**Exercise description**
Without the pictures, reproduce the entries below exactly.

**Data for processing**

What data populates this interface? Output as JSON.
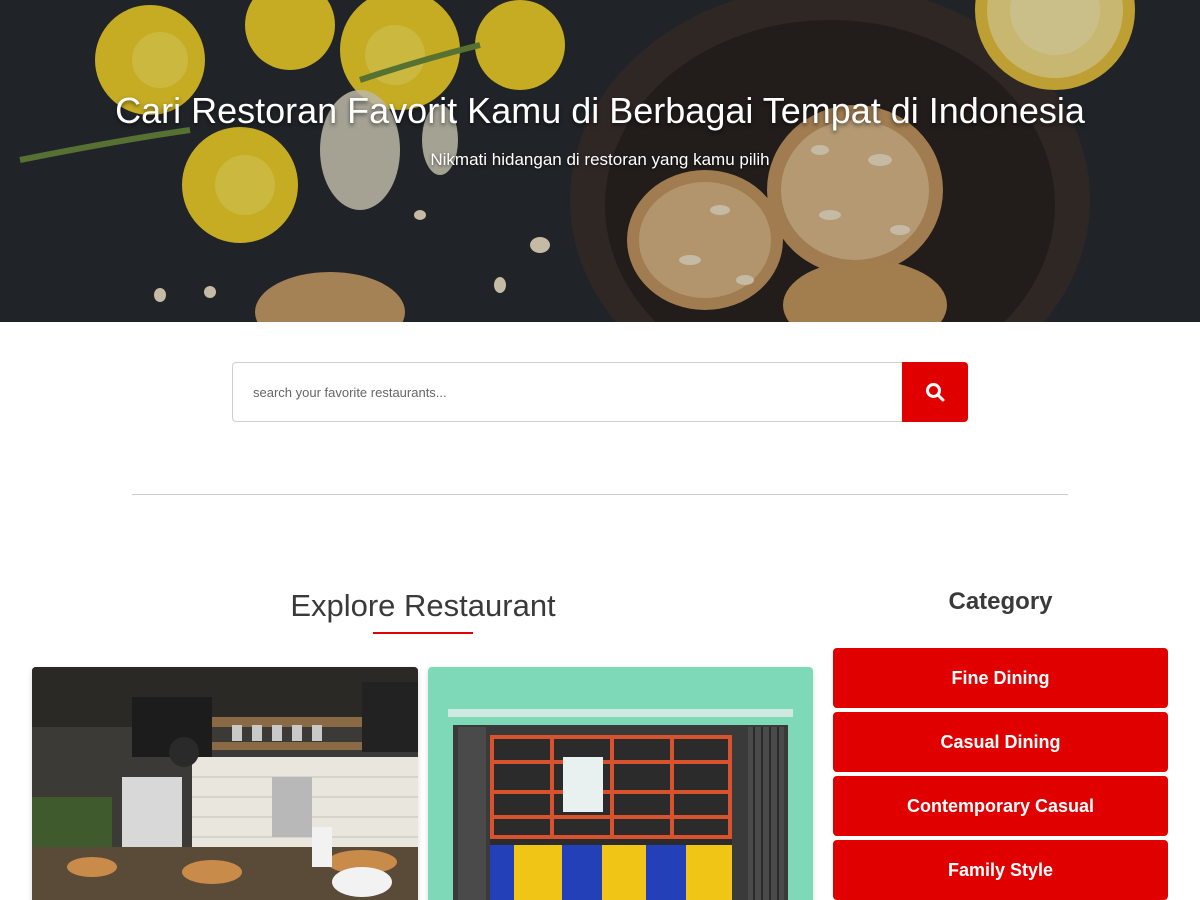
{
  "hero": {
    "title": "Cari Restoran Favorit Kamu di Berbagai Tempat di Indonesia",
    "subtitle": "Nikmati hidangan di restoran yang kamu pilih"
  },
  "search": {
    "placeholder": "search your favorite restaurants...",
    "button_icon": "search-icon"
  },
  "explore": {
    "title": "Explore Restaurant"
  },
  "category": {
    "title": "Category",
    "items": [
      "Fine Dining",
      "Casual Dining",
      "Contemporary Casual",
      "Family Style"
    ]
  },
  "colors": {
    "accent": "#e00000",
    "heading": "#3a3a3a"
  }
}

**Answer box**
What data populates this interface? Output as JSON.
{
  "hero": {
    "title": "Cari Restoran Favorit Kamu di Berbagai Tempat di Indonesia",
    "subtitle": "Nikmati hidangan di restoran yang kamu pilih"
  },
  "search": {
    "placeholder": "search your favorite restaurants...",
    "button_icon": "search-icon"
  },
  "explore": {
    "title": "Explore Restaurant"
  },
  "category": {
    "title": "Category",
    "items": [
      "Fine Dining",
      "Casual Dining",
      "Contemporary Casual",
      "Family Style"
    ]
  },
  "colors": {
    "accent": "#e00000",
    "heading": "#3a3a3a"
  }
}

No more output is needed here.